Most importantly for users, they don’t need to remember a password – they just use a physical key small enough to sit on a keyring. It can be proximity-based if the laptop allows, or attached via USB, and relies on the easily administered personal biometric of a fingerprint scan. Passwordless keys don’t have to upload biometric data to a server, so there is no danger of personal biometric data being stolen.
As individuals, we are already growing accustomed to using personal biometrics. Many people use a fingerprint or facial recognition to log into their phone, and Windows Hello facial recognition on their laptop. Technologies often start in the consumer world and make their way to the corporate sector later, and the familiarity with biometric login could just be one of the factors that helps passwordless login finally become accepted.
Moreover, some of the biggest technology companies are deploying passwordless authentication at speed. Microsoft has deployed passwordless authentication for Azure, and is encouraging users to ‘go passwordless’.
Have the planets finally aligned for passwordless?
Seventeen years on from Bill Gates’ statement, could we finally be reaching the point where passwordless authentication gets the widespread adoption it deserves?

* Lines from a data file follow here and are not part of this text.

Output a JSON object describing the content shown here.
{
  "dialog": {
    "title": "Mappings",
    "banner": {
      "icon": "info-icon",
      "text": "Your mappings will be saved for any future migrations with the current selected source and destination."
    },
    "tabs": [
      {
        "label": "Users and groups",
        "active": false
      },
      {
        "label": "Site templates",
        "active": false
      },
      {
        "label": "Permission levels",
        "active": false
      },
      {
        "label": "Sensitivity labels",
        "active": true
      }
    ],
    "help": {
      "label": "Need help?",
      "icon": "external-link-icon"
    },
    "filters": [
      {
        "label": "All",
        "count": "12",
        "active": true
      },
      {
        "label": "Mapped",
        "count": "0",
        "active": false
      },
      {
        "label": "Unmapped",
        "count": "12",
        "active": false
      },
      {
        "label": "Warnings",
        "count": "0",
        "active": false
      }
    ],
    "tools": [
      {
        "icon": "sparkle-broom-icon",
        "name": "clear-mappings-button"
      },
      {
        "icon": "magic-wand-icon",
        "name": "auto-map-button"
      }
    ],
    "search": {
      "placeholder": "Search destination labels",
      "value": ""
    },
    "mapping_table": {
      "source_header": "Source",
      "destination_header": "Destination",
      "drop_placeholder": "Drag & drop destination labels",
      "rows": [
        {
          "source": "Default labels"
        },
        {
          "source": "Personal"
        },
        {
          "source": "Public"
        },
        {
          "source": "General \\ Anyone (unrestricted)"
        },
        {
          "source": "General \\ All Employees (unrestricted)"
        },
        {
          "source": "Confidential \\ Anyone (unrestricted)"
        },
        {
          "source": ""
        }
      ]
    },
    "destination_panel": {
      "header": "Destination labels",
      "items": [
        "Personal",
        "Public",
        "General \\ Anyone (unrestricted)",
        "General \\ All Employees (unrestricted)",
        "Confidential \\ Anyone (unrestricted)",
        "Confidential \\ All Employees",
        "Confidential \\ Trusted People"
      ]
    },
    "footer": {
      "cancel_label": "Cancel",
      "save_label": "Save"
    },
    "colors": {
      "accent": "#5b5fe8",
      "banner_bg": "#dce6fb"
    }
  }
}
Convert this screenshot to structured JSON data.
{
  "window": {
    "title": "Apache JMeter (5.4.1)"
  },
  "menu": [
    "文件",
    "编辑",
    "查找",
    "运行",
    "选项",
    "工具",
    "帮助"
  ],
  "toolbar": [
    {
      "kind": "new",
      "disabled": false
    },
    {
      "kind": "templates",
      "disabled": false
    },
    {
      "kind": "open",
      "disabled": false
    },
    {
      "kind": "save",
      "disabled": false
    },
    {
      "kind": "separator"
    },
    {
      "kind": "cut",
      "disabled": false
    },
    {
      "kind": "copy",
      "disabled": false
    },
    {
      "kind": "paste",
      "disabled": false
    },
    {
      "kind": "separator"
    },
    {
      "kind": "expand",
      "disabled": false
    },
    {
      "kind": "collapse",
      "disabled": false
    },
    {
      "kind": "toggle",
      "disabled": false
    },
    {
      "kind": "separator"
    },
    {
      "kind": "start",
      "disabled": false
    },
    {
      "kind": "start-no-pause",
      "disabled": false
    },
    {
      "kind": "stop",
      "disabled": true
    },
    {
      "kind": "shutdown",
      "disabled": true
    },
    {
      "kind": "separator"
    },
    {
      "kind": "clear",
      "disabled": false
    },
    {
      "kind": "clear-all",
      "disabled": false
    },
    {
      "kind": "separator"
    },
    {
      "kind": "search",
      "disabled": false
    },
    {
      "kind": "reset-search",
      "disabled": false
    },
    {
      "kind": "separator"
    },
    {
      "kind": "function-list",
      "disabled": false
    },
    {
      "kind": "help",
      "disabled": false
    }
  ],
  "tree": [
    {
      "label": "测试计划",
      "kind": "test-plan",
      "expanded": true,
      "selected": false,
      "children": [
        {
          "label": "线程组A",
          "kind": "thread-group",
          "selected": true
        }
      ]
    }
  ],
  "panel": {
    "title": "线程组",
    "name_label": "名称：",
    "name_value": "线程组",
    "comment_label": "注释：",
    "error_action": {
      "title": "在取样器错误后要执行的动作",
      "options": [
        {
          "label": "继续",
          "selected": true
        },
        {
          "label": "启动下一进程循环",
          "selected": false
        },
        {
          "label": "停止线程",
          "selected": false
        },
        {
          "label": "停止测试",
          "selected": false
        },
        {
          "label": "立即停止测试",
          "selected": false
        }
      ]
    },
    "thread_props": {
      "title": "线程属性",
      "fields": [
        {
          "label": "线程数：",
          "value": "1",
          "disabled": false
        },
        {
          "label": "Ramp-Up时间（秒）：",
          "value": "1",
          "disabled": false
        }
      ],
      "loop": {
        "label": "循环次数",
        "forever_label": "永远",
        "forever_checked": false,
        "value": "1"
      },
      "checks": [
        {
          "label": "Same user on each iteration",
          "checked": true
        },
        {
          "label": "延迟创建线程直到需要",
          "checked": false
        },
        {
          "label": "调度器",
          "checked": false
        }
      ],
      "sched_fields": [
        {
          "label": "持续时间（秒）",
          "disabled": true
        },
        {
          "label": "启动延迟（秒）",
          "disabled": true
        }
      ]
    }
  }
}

The technology exists, and is proven to be viable for companies small and large, and for individuals. What’s needed is the trigger that will motivate organisations to move to it, and the time for that may be right with the coming together of several key factors: endorsement by household name technology firms, a forced move to remote working, increasing consumer acceptance of biometrics and a seemingly inexorable rise of cyber attacks, many of which involve breaking passwords.